Automated collection of large scale plant phenotype datasets using high throughput imaging systems has the potential to alleviate current bottlenecks in data-driven plant breeding and crop improvement. In this study, we demonstrate the characterization of temporal dynamics of plant growth and water use, and leaf water content of two maize genotypes under(More)
Visible near-infrared (VisNIR) diffuse reflectance spectroscopy (DRS) is a rapid, non-destructive method for sensing the presence and amount of total petroleum hydrocarbon (TPH) contamination in soil. This study demonstrates the feasibility of VisNIR DRS to be used in the field to proximally sense and then map the areal extent of TPH contamination in soil.(More)
Fifty-five compost samples were collected and scanned as received by visible and near-IR (VisNIR, 350-2500 nm) diffuse reflectance spectroscopy. The raw reflectance and first-derivative spectra were used to predict log(10)-transformed organic matter (OM) using partial least squares (PLS) regression, penalized spline regression (PSR), and boosted regression(More)
a Biological and Agricultural Engineering Department, MS 2117, Texas A&M University, College Station, TX 77843-2117, USA b Soil and Crop Sciences Department, Texas A&M University, 370 Olsen Boulevard, College Station, TX 77843-2474, USA c Soil and Water Science Department, University of Florida Gainesville, 2169 McCarty Hall, Gainesville, FL 32611-0290, USA(More)
http://dx.doi.org/10.1016/j.compag.2016.08.021 0168-1699/ 2016 The Authors. Published by Elsevier B.V. This is an open access article under the CC BY-NC-ND license (http://creativecommons.org/licenses/by-nc-nd/4.0/). ⇑ Corresponding author at: Department of Biological Systems Engineering, 209 Chase Hall, East Campus, University of Nebraska-Lincoln, Lincoln,(More)

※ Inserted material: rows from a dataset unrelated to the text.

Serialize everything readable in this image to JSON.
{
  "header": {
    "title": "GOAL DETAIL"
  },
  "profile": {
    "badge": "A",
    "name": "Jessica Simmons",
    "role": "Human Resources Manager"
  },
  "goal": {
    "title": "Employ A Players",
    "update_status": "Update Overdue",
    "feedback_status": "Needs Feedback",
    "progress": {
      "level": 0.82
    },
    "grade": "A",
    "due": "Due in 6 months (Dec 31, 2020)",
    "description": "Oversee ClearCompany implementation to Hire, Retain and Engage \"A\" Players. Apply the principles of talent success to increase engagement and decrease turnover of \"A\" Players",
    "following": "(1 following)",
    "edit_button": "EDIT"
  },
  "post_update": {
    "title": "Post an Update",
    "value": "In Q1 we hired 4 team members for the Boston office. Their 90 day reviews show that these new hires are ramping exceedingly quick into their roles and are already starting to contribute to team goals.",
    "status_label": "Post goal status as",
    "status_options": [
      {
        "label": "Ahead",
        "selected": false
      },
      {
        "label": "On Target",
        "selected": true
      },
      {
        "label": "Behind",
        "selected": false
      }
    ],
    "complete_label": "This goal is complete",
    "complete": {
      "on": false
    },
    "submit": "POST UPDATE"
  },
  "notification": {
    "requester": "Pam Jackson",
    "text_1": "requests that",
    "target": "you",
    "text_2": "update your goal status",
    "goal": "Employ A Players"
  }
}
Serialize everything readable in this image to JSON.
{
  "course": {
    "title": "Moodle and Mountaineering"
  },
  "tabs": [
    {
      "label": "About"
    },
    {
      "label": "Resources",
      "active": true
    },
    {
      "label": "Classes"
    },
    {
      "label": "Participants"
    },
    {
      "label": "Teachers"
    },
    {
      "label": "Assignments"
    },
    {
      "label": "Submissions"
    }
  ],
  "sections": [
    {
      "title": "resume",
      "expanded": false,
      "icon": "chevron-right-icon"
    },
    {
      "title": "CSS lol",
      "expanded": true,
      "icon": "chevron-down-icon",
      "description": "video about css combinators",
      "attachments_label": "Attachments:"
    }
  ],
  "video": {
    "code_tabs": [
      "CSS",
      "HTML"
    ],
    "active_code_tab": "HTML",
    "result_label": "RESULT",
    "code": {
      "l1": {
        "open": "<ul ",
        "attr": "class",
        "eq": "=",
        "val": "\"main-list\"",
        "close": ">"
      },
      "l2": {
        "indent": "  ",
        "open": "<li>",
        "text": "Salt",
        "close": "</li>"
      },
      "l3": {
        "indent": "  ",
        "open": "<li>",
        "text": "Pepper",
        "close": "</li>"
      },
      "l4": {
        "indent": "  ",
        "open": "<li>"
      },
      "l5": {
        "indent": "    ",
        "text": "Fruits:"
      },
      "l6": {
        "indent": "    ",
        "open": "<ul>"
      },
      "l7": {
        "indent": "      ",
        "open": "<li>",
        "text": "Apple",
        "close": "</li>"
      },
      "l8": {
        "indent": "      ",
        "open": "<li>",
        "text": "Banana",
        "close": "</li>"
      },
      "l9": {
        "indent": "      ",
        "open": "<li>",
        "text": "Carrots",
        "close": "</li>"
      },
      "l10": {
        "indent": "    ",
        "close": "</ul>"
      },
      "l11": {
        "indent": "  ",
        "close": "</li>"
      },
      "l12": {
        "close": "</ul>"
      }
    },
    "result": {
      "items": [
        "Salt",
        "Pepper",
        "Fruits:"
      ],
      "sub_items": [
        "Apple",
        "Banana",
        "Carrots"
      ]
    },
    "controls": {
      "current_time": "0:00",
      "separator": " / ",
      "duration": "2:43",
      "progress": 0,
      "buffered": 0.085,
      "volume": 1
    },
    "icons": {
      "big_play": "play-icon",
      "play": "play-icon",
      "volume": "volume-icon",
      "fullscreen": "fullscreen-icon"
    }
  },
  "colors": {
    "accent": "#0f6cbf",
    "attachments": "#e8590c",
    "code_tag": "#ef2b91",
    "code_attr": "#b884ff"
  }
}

A system including wireless-communication and GPS technologies was designed, constructed and field tested to enable site-specific crop management in cotton production in the form of fiber-quality mapping. The system is comprised of three functional sub-systems associated with the three machines typically used in cotton harvesting: harvester, boll buggy and(More)